Saved entries
----------

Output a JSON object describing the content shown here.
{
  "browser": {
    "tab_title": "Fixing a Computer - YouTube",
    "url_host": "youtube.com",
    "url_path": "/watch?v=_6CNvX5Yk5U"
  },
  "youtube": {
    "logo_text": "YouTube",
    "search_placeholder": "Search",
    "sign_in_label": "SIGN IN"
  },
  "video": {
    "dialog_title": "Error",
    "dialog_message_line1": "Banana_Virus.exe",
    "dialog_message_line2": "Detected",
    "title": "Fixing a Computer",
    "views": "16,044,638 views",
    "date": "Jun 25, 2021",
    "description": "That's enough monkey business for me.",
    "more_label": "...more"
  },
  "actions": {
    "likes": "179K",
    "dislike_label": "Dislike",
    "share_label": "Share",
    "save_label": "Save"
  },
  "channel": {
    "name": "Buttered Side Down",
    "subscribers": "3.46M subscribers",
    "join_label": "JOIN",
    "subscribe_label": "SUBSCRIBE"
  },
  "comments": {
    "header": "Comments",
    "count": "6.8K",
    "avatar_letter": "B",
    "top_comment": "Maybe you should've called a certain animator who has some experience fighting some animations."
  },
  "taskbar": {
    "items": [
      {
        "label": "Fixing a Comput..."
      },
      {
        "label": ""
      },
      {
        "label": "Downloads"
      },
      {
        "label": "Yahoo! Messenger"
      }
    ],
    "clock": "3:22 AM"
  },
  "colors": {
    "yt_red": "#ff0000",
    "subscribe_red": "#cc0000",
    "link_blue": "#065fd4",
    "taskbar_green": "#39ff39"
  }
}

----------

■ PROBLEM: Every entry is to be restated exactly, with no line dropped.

■ ANSWER FOR THIS EXERCISE:
Output a JSON object describing the content shown here.
{
  "browser": {
    "tab_title": "Fixing a Computer - YouTube",
    "url_host": "youtube.com",
    "url_path": "/watch?v=_6CNvX5Yk5U"
  },
  "youtube": {
    "logo_text": "YouTube",
    "search_placeholder": "Search",
    "sign_in_label": "SIGN IN"
  },
  "video": {
    "dialog_title": "Error",
    "dialog_message_line1": "Banana_Virus.exe",
    "dialog_message_line2": "Detected",
    "title": "Fixing a Computer",
    "views": "16,044,638 views",
    "date": "Jun 25, 2021",
    "description": "That's enough monkey business for me.",
    "more_label": "...more"
  },
  "actions": {
    "likes": "179K",
    "dislike_label": "Dislike",
    "share_label": "Share",
    "save_label": "Save"
  },
  "channel": {
    "name": "Buttered Side Down",
    "subscribers": "3.46M subscribers",
    "join_label": "JOIN",
    "subscribe_label": "SUBSCRIBE"
  },
  "comments": {
    "header": "Comments",
    "count": "6.8K",
    "avatar_letter": "B",
    "top_comment": "Maybe you should've called a certain animator who has some experience fighting some animations."
  },
  "taskbar": {
    "items": [
      {
        "label": "Fixing a Comput..."
      },
      {
        "label": ""
      },
      {
        "label": "Downloads"
      },
      {
        "label": "Yahoo! Messenger"
      }
    ],
    "clock": "3:22 AM"
  },
  "colors": {
    "yt_red": "#ff0000",
    "subscribe_red": "#cc0000",
    "link_blue": "#065fd4",
    "taskbar_green": "#39ff39"
  }
}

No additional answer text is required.